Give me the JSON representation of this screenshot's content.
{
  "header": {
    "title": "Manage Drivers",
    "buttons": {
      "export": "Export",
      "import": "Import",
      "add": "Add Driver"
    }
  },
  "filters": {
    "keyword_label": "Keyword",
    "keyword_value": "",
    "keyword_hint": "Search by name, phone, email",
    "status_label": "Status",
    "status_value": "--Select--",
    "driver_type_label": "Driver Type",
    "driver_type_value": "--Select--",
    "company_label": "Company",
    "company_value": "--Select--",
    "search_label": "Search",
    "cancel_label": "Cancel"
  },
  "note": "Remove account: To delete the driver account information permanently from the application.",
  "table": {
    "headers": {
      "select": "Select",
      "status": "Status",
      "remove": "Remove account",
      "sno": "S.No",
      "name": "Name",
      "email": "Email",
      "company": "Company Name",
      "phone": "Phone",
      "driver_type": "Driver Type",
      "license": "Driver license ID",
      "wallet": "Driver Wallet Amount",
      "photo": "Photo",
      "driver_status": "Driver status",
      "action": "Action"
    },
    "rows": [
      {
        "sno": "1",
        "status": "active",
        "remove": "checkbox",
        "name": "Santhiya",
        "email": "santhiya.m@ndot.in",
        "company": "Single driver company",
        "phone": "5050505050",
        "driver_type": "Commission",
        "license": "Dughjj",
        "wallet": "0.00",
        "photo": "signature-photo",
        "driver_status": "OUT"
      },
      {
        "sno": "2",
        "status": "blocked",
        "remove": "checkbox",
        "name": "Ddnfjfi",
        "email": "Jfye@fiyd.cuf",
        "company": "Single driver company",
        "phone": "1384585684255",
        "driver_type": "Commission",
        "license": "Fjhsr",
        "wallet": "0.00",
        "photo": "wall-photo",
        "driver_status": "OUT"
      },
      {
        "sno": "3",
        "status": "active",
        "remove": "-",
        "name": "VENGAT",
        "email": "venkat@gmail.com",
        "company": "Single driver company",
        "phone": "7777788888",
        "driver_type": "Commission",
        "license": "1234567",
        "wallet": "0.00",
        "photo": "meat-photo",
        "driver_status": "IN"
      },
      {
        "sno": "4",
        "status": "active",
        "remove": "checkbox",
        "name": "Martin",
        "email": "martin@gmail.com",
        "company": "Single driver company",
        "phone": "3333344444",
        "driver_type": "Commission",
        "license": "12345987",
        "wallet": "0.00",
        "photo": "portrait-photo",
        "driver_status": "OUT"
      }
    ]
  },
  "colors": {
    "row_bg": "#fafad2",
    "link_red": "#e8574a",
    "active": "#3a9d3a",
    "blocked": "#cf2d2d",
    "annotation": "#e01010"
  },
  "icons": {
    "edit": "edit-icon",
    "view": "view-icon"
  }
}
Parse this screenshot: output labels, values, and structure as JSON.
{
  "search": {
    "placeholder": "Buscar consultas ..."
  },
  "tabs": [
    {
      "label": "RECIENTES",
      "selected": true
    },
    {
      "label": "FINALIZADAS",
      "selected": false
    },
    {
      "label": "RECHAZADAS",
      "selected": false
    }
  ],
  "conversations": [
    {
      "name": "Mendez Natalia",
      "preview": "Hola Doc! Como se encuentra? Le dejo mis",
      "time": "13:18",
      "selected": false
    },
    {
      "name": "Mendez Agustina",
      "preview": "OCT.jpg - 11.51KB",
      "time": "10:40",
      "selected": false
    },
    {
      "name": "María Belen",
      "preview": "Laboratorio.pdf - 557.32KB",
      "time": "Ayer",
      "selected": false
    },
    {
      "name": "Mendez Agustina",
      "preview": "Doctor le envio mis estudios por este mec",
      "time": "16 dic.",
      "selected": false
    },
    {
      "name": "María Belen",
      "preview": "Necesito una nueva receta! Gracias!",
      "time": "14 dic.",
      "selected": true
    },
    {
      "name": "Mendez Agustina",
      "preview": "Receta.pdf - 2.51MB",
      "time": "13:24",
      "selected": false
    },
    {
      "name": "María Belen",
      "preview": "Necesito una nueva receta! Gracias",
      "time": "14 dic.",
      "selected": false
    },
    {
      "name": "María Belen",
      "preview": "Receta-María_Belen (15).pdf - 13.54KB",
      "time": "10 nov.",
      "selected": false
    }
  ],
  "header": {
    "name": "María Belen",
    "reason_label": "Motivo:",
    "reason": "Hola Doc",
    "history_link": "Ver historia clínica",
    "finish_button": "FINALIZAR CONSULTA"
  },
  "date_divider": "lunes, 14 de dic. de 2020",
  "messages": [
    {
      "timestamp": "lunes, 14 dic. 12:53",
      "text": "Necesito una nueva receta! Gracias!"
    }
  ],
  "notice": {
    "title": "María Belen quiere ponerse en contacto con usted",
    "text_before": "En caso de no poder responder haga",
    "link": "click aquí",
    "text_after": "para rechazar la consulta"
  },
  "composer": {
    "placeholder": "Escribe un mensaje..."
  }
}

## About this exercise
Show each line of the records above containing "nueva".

## Solution for this exercise
      "preview": "Necesito una nueva receta! Gracias!",
      "preview": "Necesito una nueva receta! Gracias",
      "text": "Necesito una nueva receta! Gracias!"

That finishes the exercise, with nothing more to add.